Segment Start: DATA TO EXAMINE

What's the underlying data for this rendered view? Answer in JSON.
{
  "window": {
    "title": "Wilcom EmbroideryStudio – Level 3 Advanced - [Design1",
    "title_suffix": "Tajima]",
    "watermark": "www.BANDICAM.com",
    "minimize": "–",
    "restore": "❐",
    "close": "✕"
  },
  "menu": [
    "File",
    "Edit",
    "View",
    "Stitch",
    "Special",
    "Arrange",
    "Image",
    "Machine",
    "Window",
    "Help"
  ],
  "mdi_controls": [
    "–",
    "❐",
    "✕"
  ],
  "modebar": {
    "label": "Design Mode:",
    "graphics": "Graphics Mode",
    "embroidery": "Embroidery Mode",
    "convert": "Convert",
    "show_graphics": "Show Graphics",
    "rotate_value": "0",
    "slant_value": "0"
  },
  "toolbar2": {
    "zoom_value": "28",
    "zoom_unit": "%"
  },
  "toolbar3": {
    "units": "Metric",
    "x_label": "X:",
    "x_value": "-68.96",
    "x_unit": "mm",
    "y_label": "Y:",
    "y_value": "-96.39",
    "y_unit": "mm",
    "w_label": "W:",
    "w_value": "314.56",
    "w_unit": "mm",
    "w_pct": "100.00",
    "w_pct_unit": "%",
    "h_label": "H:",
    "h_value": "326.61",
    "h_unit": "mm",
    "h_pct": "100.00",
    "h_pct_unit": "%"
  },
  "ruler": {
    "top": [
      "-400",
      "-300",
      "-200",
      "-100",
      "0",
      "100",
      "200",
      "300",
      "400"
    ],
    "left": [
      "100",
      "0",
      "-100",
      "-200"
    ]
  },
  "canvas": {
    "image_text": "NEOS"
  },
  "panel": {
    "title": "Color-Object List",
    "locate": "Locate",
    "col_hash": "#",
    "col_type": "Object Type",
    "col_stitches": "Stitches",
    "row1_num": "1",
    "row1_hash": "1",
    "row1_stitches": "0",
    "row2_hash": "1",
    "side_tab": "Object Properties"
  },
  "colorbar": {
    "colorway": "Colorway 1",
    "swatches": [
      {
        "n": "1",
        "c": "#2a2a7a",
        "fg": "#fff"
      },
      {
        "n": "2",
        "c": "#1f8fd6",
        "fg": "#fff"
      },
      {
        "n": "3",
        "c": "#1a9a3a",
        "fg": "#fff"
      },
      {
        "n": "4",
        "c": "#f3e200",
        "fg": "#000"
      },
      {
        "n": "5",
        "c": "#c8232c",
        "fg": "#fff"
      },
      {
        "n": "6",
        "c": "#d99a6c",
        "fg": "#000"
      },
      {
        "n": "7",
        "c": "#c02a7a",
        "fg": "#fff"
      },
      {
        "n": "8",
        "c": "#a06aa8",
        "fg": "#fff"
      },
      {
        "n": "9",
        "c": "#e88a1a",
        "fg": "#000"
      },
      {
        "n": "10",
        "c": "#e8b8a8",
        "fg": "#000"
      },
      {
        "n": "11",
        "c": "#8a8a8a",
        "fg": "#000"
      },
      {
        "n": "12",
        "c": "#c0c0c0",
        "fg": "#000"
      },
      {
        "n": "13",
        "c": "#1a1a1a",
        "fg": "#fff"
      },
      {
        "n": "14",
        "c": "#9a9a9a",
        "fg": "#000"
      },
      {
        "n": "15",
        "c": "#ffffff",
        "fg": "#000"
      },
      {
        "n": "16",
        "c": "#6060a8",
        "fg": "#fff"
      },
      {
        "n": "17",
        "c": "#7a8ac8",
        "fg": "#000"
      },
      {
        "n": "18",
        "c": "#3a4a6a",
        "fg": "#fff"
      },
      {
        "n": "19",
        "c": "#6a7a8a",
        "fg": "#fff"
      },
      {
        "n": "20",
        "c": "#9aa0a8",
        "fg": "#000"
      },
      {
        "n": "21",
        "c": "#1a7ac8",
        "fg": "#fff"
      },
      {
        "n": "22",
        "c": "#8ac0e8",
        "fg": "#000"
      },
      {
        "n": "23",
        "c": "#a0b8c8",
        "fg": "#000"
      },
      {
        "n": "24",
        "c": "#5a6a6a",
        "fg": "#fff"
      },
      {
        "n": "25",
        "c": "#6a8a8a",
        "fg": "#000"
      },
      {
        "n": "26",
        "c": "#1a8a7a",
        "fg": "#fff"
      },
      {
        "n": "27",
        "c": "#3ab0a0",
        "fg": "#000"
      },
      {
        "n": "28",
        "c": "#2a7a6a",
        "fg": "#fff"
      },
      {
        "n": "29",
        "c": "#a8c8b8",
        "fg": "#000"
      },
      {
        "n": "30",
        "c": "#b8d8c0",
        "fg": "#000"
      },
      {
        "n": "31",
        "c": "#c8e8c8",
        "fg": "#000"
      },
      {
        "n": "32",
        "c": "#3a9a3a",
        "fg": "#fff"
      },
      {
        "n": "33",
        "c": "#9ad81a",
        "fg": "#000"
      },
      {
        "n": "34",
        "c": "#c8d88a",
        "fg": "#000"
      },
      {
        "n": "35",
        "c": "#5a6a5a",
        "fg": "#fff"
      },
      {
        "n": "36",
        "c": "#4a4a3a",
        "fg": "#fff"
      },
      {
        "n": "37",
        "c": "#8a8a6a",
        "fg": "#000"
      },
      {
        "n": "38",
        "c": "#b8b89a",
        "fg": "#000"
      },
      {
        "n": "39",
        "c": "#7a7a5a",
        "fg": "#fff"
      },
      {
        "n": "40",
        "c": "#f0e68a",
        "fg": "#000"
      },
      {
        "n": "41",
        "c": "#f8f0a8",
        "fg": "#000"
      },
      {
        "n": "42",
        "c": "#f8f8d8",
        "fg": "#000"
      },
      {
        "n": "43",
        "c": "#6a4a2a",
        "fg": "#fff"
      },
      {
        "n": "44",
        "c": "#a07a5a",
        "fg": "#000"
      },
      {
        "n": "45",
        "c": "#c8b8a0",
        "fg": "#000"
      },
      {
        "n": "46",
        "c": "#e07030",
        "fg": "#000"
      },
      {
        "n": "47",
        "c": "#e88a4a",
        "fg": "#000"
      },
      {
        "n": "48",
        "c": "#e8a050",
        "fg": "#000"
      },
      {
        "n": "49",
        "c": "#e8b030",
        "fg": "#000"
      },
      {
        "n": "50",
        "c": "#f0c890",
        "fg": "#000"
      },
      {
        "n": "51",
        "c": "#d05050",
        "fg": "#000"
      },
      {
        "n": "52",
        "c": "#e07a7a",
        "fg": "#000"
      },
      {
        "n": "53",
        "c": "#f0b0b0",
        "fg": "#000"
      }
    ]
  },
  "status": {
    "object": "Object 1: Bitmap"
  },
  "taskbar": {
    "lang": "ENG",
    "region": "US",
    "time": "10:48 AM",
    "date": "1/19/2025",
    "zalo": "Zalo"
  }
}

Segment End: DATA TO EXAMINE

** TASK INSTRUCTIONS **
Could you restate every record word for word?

** EXERCISE RESPONSE **
What's the underlying data for this rendered view? Answer in JSON.
{
  "window": {
    "title": "Wilcom EmbroideryStudio – Level 3 Advanced - [Design1",
    "title_suffix": "Tajima]",
    "watermark": "www.BANDICAM.com",
    "minimize": "–",
    "restore": "❐",
    "close": "✕"
  },
  "menu": [
    "File",
    "Edit",
    "View",
    "Stitch",
    "Special",
    "Arrange",
    "Image",
    "Machine",
    "Window",
    "Help"
  ],
  "mdi_controls": [
    "–",
    "❐",
    "✕"
  ],
  "modebar": {
    "label": "Design Mode:",
    "graphics": "Graphics Mode",
    "embroidery": "Embroidery Mode",
    "convert": "Convert",
    "show_graphics": "Show Graphics",
    "rotate_value": "0",
    "slant_value": "0"
  },
  "toolbar2": {
    "zoom_value": "28",
    "zoom_unit": "%"
  },
  "toolbar3": {
    "units": "Metric",
    "x_label": "X:",
    "x_value": "-68.96",
    "x_unit": "mm",
    "y_label": "Y:",
    "y_value": "-96.39",
    "y_unit": "mm",
    "w_label": "W:",
    "w_value": "314.56",
    "w_unit": "mm",
    "w_pct": "100.00",
    "w_pct_unit": "%",
    "h_label": "H:",
    "h_value": "326.61",
    "h_unit": "mm",
    "h_pct": "100.00",
    "h_pct_unit": "%"
  },
  "ruler": {
    "top": [
      "-400",
      "-300",
      "-200",
      "-100",
      "0",
      "100",
      "200",
      "300",
      "400"
    ],
    "left": [
      "100",
      "0",
      "-100",
      "-200"
    ]
  },
  "canvas": {
    "image_text": "NEOS"
  },
  "panel": {
    "title": "Color-Object List",
    "locate": "Locate",
    "col_hash": "#",
    "col_type": "Object Type",
    "col_stitches": "Stitches",
    "row1_num": "1",
    "row1_hash": "1",
    "row1_stitches": "0",
    "row2_hash": "1",
    "side_tab": "Object Properties"
  },
  "colorbar": {
    "colorway": "Colorway 1",
    "swatches": [
      {
        "n": "1",
        "c": "#2a2a7a",
        "fg": "#fff"
      },
      {
        "n": "2",
        "c": "#1f8fd6",
        "fg": "#fff"
      },
      {
        "n": "3",
        "c": "#1a9a3a",
        "fg": "#fff"
      },
      {
        "n": "4",
        "c": "#f3e200",
        "fg": "#000"
      },
      {
        "n": "5",
        "c": "#c8232c",
        "fg": "#fff"
      },
      {
        "n": "6",
        "c": "#d99a6c",
        "fg": "#000"
      },
      {
        "n": "7",
        "c": "#c02a7a",
        "fg": "#fff"
      },
      {
        "n": "8",
        "c": "#a06aa8",
        "fg": "#fff"
      },
      {
        "n": "9",
        "c": "#e88a1a",
        "fg": "#000"
      },
      {
        "n": "10",
        "c": "#e8b8a8",
        "fg": "#000"
      },
      {
        "n": "11",
        "c": "#8a8a8a",
        "fg": "#000"
      },
      {
        "n": "12",
        "c": "#c0c0c0",
        "fg": "#000"
      },
      {
        "n": "13",
        "c": "#1a1a1a",
        "fg": "#fff"
      },
      {
        "n": "14",
        "c": "#9a9a9a",
        "fg": "#000"
      },
      {
        "n": "15",
        "c": "#ffffff",
        "fg": "#000"
      },
      {
        "n": "16",
        "c": "#6060a8",
        "fg": "#fff"
      },
      {
        "n": "17",
        "c": "#7a8ac8",
        "fg": "#000"
      },
      {
        "n": "18",
        "c": "#3a4a6a",
        "fg": "#fff"
      },
      {
        "n": "19",
        "c": "#6a7a8a",
        "fg": "#fff"
      },
      {
        "n": "20",
        "c": "#9aa0a8",
        "fg": "#000"
      },
      {
        "n": "21",
        "c": "#1a7ac8",
        "fg": "#fff"
      },
      {
        "n": "22",
        "c": "#8ac0e8",
        "fg": "#000"
      },
      {
        "n": "23",
        "c": "#a0b8c8",
        "fg": "#000"
      },
      {
        "n": "24",
        "c": "#5a6a6a",
        "fg": "#fff"
      },
      {
        "n": "25",
        "c": "#6a8a8a",
        "fg": "#000"
      },
      {
        "n": "26",
        "c": "#1a8a7a",
        "fg": "#fff"
      },
      {
        "n": "27",
        "c": "#3ab0a0",
        "fg": "#000"
      },
      {
        "n": "28",
        "c": "#2a7a6a",
        "fg": "#fff"
      },
      {
        "n": "29",
        "c": "#a8c8b8",
        "fg": "#000"
      },
      {
        "n": "30",
        "c": "#b8d8c0",
        "fg": "#000"
      },
      {
        "n": "31",
        "c": "#c8e8c8",
        "fg": "#000"
      },
      {
        "n": "32",
        "c": "#3a9a3a",
        "fg": "#fff"
      },
      {
        "n": "33",
        "c": "#9ad81a",
        "fg": "#000"
      },
      {
        "n": "34",
        "c": "#c8d88a",
        "fg": "#000"
      },
      {
        "n": "35",
        "c": "#5a6a5a",
        "fg": "#fff"
      },
      {
        "n": "36",
        "c": "#4a4a3a",
        "fg": "#fff"
      },
      {
        "n": "37",
        "c": "#8a8a6a",
        "fg": "#000"
      },
      {
        "n": "38",
        "c": "#b8b89a",
        "fg": "#000"
      },
      {
        "n": "39",
        "c": "#7a7a5a",
        "fg": "#fff"
      },
      {
        "n": "40",
        "c": "#f0e68a",
        "fg": "#000"
      },
      {
        "n": "41",
        "c": "#f8f0a8",
        "fg": "#000"
      },
      {
        "n": "42",
        "c": "#f8f8d8",
        "fg": "#000"
      },
      {
        "n": "43",
        "c": "#6a4a2a",
        "fg": "#fff"
      },
      {
        "n": "44",
        "c": "#a07a5a",
        "fg": "#000"
      },
      {
        "n": "45",
        "c": "#c8b8a0",
        "fg": "#000"
      },
      {
        "n": "46",
        "c": "#e07030",
        "fg": "#000"
      },
      {
        "n": "47",
        "c": "#e88a4a",
        "fg": "#000"
      },
      {
        "n": "48",
        "c": "#e8a050",
        "fg": "#000"
      },
      {
        "n": "49",
        "c": "#e8b030",
        "fg": "#000"
      },
      {
        "n": "50",
        "c": "#f0c890",
        "fg": "#000"
      },
      {
        "n": "51",
        "c": "#d05050",
        "fg": "#000"
      },
      {
        "n": "52",
        "c": "#e07a7a",
        "fg": "#000"
      },
      {
        "n": "53",
        "c": "#f0b0b0",
        "fg": "#000"
      }
    ]
  },
  "status": {
    "object": "Object 1: Bitmap"
  },
  "taskbar": {
    "lang": "ENG",
    "region": "US",
    "time": "10:48 AM",
    "date": "1/19/2025",
    "zalo": "Zalo"
  }
}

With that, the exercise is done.